 (pə-lĕm′ĭk)
n.
1. A controversial argument, especially one refuting or attacking a specific opinion or doctrine.
2. A person engaged in or inclined to controversy, argument, or refutation.
adj. also po·lem·i·cal (-ĭ-kəl)
Of or relating to a controversy, argument, or refutation.

[French polémique, from Greek polemikos, hostile, from polemos, war.]

po·lem′i·cal·ly adv.
American Heritage® Dictionary of the English Language, Fifth Edition. Copyright © 2016 by Houghton Mifflin Harcourt Publishing Company. Published by Houghton Mifflin Harcourt Publishing Company. All rights reserved.
ThesaurusAntonymsRelated WordsSynonymsLegend:
Adv.1.polemically - involving controversy; "criticism too polemically stated"
Based on WordNet 3.0, Farlex clipart collection. © 2003-2012 Princeton University, Farlex Inc.
References in classic literature ?
I say this polemically, or in reply to the inquiry, Why not realize your world?
Fifth, it is interpretively balanced-not polemically annoying.
He argues that the `associators' (mushrikun) attacked in the Koran were monotheists whose beliefs and practices were judged to fall short of true monotheism and were portrayed polemically as idolatry.
But when an author writes polemically, even when he claims he does not, something suffers.
The book's closing chapters, "Post-positivism in the United States and Quine's Apostasy" and "The Decline of Analytic Philosophy," polemically argue that Quine's philosophy, and the post-Quinean naturalism prevalent in Anglo-American philosophy today, amount to such a decisive break with the analytic tradition, as Hacker conceives of it, that they should not be counted as "analytic."
For adherents of the critical school of West German historiography which flourished in the 1970s and has been most prominently and polemically represented by Hans-Ulrich Wehler, Germany's special path (Sonderweg) into the industrial age was determined by a combination of rapid economic development and the continuing political and social dominance of resilient, manipulative pre-industrial elites.
At the earlier stage of transition from Fruhjudentum to Urchristentum Paul used the concept of covenant marginally and polemically, arguing his case with fellow Jews and Jewish Christians, but Hebrews stands at a significant social and theological distance from these origins.
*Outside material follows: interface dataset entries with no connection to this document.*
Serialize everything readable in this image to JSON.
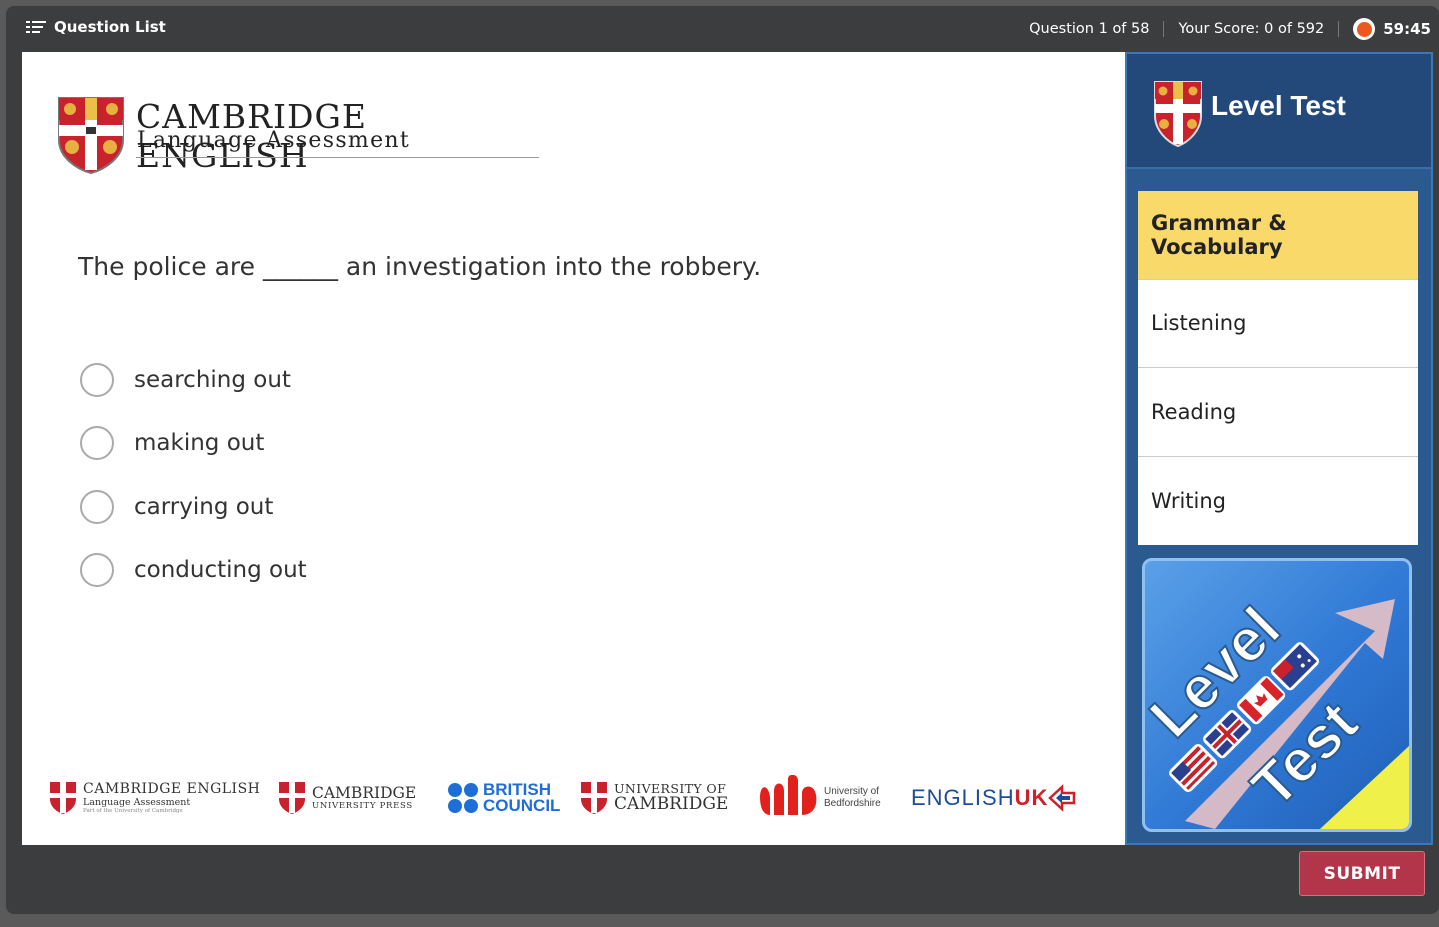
{
  "topbar": {
    "question_list_label": "Question List",
    "question_counter": "Question 1 of 58",
    "score": "Your Score: 0 of 592",
    "timer": "59:45"
  },
  "brand": {
    "name": "CAMBRIDGE ENGLISH",
    "subtitle": "Language Assessment"
  },
  "question": {
    "text": "The police are ______ an investigation into the robbery.",
    "options": [
      "searching out",
      "making out",
      "carrying out",
      "conducting out"
    ]
  },
  "logos": {
    "cambridge_english": {
      "line1": "CAMBRIDGE ENGLISH",
      "line2": "Language Assessment",
      "line3": "Part of the University of Cambridge"
    },
    "cambridge_press": {
      "line1": "CAMBRIDGE",
      "line2": "UNIVERSITY PRESS"
    },
    "british_council": {
      "line1": "BRITISH",
      "line2": "COUNCIL"
    },
    "university_cambridge": {
      "line1": "UNIVERSITY OF",
      "line2": "CAMBRIDGE"
    },
    "bedfordshire": {
      "line1": "University of",
      "line2": "Bedfordshire"
    },
    "english_uk": {
      "part1": "ENGLISH",
      "part2": "UK"
    }
  },
  "sidebar": {
    "title": "Level Test",
    "sections": [
      {
        "label": "Grammar & Vocabulary",
        "active": true
      },
      {
        "label": "Listening",
        "active": false
      },
      {
        "label": "Reading",
        "active": false
      },
      {
        "label": "Writing",
        "active": false
      }
    ],
    "promo": {
      "word1": "Level",
      "word2": "Test"
    }
  },
  "actions": {
    "submit_label": "SUBMIT"
  },
  "colors": {
    "accent_yellow": "#fad96b",
    "sidebar_blue": "#2a5a8f",
    "submit_red": "#b3354a",
    "timer_orange": "#f0571f"
  }
}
Indeed, she is a vocal, and polemically quite effective anti-racist.
Her writing on ballet--and she was quite a critic in her day--was crisp, terse, and polemically correct, constantly prodding Soviet ballet toward modernization.
And the virtues of Stewart's ability to add new `ways of seeing' to his pedigree of close stylistic examination are only thrown in relief by a lesser production, (B)(**)Naked Truths,(2) a collection of essays introduced polemically by Shelby Brown, but whose fervent significance evaporates soon on perusal.
I say this polemically, not as a critique against any of the contributors, to indicate that a 'new anthropology' faces the same dangers as any 'old' anthropology.
Where it is addressed, foreign observers see it in a polemically cultural guise, as yet another indication that American culture--stereotyped as overly optimistic, superficial, youth-oriented--is unable to assimilate the complexities and darker, more morally ambiguous aspects of human experience.